When the Senate passed emergency COVID-19 relief legislation—called the CARES Act—in late March, our country was experiencing the early stages of the pandemic. Businesses were closing to the public, people began to stay home and our economy took a nosedive. The CARES Act provided direct financial assistance to businesses, individuals and families to lessen the impact on the economy, so that when our country reopens, our economy will be able to bounce back more quickly.

After the president signed the CARES Act, the federal government began working to implement the many different parts of the law. While it has been a bumpy road to get certain programs up and running, the CARES Act has been able to help millions of people across the country get needed relief during this time. The Paycheck Protection Program (PPP) has provided loans to more than 20,000 small businesses in South Dakota. These loans are forgivable if employers use most of the proceeds to keep their employees on the payroll. This is not only good news for small businesses, it is also good news for the employees—and their families—who won’t have to file for unemployment assistance.

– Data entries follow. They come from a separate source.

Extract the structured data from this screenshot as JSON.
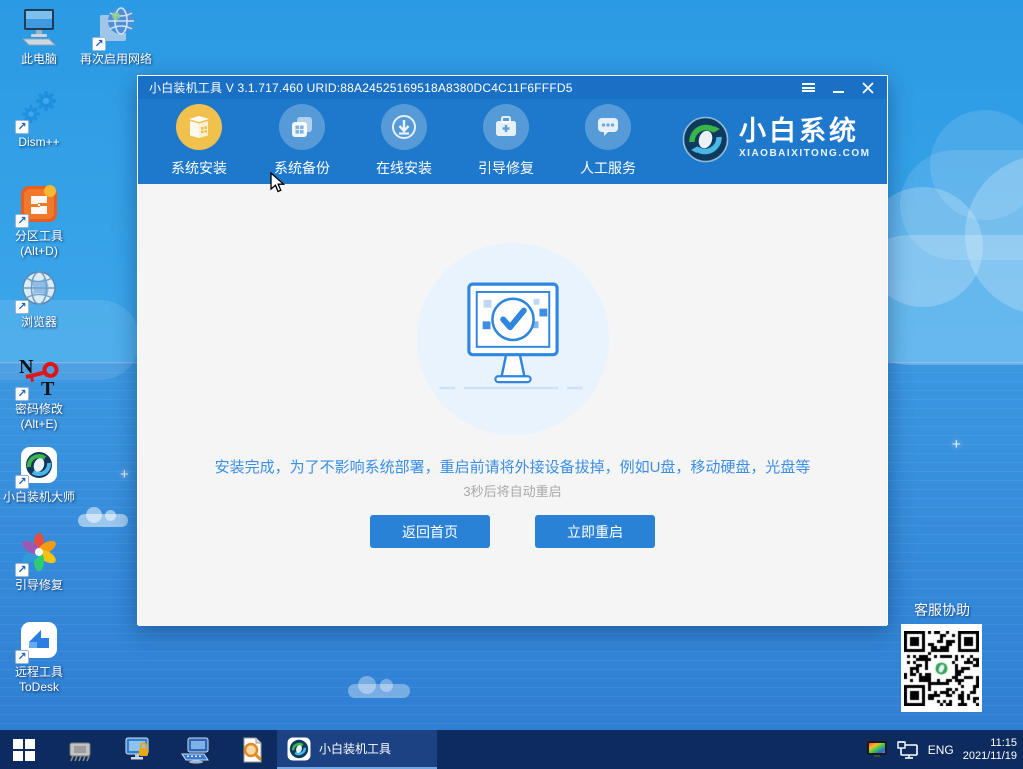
{
  "window": {
    "title": "小白装机工具 V 3.1.717.460 URID:88A24525169518A8380DC4C11F6FFFD5",
    "nav": {
      "tabs": [
        {
          "label": "系统安装",
          "active": true
        },
        {
          "label": "系统备份",
          "active": false
        },
        {
          "label": "在线安装",
          "active": false
        },
        {
          "label": "引导修复",
          "active": false
        },
        {
          "label": "人工服务",
          "active": false
        }
      ]
    },
    "brand": {
      "name": "小白系统",
      "site": "XIAOBAIXITONG.COM"
    },
    "main": {
      "message": "安装完成，为了不影响系统部署，重启前请将外接设备拔掉，例如U盘，移动硬盘，光盘等",
      "countdown": "3秒后将自动重启",
      "buttons": {
        "home": "返回首页",
        "restart": "立即重启"
      }
    }
  },
  "desktop": {
    "icons": [
      {
        "label": "此电脑"
      },
      {
        "label": "再次启用网络"
      },
      {
        "label": "Dism++"
      },
      {
        "label": "分区工具",
        "label2": "(Alt+D)"
      },
      {
        "label": "浏览器"
      },
      {
        "label": "密码修改",
        "label2": "(Alt+E)"
      },
      {
        "label": "小白装机大师"
      },
      {
        "label": "引导修复"
      },
      {
        "label": "远程工具",
        "label2": "ToDesk"
      }
    ],
    "qr_label": "客服协助"
  },
  "taskbar": {
    "active_task": "小白装机工具",
    "tray": {
      "language": "ENG",
      "time": "11:15",
      "date": "2021/11/19"
    }
  },
  "colors": {
    "titlebar_blue": "#1a70c4",
    "nav_blue": "#1e78cb",
    "accent_blue": "#2a82d6",
    "active_tab_yellow": "#f0c24d",
    "taskbar_navy": "#0d2b5e",
    "message_blue": "#3a8ee6"
  }
}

Congress has an oversight responsibility of the federal government. In the Senate, we have been working over the past two months to make sure the different federal agencies are properly administering the $2.4 trillion of COVID-19 relief funding included in the CARES Act. Because it is such a large amount of money, it’s important that the government remain transparent about how it is being used. Our Senate Banking Committee recently held a hearing, where Treasury Department Secretary Steven Mnuchin and Federal Reserve Chairman Jerome Powell reported on the economic impact of the CARES Act so far. We discussed changes that could be made in future COVID-19 response legislation, including revisiting the June 30 deadline for when payroll can be reimbursed under the PPP.

As states begin to reopen, we’ll continue to monitor the need for additional relief. We’re also keeping a close eye on the CARES Act provisions to determine which programs are working as intended. If we do pass a “phase four” bill, I have asked Senate leadership to include legislation I introduced that would allow state, tribal and local governments the ability to use up to 25 percent of their original CARES Act funding to make up for lost tax revenues, so they don’t have to raise taxes on citizens to fund schools, law enforcement, fire departments, road construction and Medicaid services. We’d also like to see additional relief for beef, hog and dairy producers, as well as bipartisan legislation I’ve introduced that would allow for state-inspected meat and poultry to be sold across state lines.

The “phase four” bill that passed the House of Representatives recently is a non-starter in the Senate. Speaker Pelosi’s $3 trillion bill is a socialist wish list that includes taxpayer funding for abortion, funding for cannabis, incentives for illegal immigration, and the federalization of our election system among other things.

If we do take up another COVID-19 relief bill in the Senate, it won’t look anything like Speaker Pelosi’s bill. Any future legislation we pass will be strategic, targeted to COVID-19 and will fix some of the issues that have come up during the implementation of the CARES Act.